(Records from a data collection)
○ ○ ○ ○
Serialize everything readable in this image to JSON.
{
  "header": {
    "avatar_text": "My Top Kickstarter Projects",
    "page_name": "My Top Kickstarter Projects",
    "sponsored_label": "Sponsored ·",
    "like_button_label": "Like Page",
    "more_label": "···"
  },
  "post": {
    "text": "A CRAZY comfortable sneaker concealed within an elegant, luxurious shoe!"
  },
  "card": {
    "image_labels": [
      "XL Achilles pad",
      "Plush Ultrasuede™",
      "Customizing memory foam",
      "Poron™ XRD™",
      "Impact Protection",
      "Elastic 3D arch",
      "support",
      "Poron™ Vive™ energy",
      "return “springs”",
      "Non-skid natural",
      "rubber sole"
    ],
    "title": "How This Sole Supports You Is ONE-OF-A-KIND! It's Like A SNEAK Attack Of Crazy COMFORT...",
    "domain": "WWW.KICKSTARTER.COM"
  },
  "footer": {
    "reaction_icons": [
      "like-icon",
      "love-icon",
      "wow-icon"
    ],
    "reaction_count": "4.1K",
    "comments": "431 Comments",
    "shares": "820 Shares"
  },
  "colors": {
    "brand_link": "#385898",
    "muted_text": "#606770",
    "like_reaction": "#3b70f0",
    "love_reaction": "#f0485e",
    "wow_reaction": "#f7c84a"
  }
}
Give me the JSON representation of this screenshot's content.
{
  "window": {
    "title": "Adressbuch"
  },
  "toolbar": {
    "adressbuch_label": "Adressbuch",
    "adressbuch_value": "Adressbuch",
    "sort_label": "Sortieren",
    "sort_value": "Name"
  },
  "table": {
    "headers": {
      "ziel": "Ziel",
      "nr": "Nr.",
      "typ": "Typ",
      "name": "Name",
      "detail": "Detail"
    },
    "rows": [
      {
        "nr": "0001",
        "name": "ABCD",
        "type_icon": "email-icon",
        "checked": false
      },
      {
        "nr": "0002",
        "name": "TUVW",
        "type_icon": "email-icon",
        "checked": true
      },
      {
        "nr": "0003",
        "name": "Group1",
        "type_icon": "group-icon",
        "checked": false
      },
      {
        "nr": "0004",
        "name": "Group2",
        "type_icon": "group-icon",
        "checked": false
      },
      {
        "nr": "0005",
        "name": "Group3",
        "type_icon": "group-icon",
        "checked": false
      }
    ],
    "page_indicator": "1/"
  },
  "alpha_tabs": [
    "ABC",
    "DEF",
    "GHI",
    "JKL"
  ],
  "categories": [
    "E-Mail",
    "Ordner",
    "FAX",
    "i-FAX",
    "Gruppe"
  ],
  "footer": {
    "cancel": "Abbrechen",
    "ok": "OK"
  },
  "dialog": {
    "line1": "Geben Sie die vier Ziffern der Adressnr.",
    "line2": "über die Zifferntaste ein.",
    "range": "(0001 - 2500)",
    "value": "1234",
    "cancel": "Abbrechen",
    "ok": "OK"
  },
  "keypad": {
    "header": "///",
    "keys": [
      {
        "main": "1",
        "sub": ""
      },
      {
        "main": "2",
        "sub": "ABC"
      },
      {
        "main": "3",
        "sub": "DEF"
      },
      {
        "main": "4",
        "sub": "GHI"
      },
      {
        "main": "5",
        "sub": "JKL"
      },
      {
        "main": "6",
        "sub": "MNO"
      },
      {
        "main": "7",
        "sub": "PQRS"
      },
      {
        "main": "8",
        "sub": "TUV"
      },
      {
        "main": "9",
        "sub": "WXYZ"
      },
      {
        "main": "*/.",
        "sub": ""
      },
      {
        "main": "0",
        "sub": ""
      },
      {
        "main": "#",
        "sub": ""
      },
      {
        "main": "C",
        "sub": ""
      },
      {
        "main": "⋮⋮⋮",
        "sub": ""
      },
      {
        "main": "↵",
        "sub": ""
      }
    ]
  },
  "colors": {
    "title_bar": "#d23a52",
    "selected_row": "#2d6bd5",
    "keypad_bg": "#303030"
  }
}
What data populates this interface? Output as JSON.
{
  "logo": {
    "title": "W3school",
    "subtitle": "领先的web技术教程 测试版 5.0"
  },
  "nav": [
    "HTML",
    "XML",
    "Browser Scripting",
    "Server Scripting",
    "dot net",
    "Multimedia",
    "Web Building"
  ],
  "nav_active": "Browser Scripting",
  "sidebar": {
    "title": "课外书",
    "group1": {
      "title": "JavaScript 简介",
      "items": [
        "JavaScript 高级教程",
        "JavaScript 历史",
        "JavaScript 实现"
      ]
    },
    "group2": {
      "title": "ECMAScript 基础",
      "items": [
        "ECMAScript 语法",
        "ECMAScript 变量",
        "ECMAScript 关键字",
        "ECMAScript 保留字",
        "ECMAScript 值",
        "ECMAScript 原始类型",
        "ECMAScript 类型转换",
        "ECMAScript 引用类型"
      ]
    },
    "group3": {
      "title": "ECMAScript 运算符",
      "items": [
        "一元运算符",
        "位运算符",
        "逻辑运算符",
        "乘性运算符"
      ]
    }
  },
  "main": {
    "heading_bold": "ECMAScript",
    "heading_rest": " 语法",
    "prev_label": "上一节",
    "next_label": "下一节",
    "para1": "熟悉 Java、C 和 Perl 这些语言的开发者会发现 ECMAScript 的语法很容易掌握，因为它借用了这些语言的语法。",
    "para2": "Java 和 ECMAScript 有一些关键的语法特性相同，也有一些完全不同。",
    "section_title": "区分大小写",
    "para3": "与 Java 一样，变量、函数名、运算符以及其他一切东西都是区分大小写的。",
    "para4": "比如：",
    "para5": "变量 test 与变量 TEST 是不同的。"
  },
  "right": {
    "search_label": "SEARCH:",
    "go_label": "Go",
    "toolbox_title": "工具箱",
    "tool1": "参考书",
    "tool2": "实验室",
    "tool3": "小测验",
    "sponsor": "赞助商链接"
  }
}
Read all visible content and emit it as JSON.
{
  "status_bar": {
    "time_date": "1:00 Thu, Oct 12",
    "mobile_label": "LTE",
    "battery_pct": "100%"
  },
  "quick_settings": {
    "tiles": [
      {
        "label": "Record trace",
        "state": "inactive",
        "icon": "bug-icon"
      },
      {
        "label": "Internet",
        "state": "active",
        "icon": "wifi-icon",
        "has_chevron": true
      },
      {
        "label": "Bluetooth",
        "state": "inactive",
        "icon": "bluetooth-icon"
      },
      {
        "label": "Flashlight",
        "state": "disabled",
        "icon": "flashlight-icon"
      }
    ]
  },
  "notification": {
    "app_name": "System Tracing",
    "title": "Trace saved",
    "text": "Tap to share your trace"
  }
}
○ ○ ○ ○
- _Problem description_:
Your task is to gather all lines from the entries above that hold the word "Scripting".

- _Answer below_:
    "Browser Scripting",
    "Server Scripting",
  "nav_active": "Browser Scripting",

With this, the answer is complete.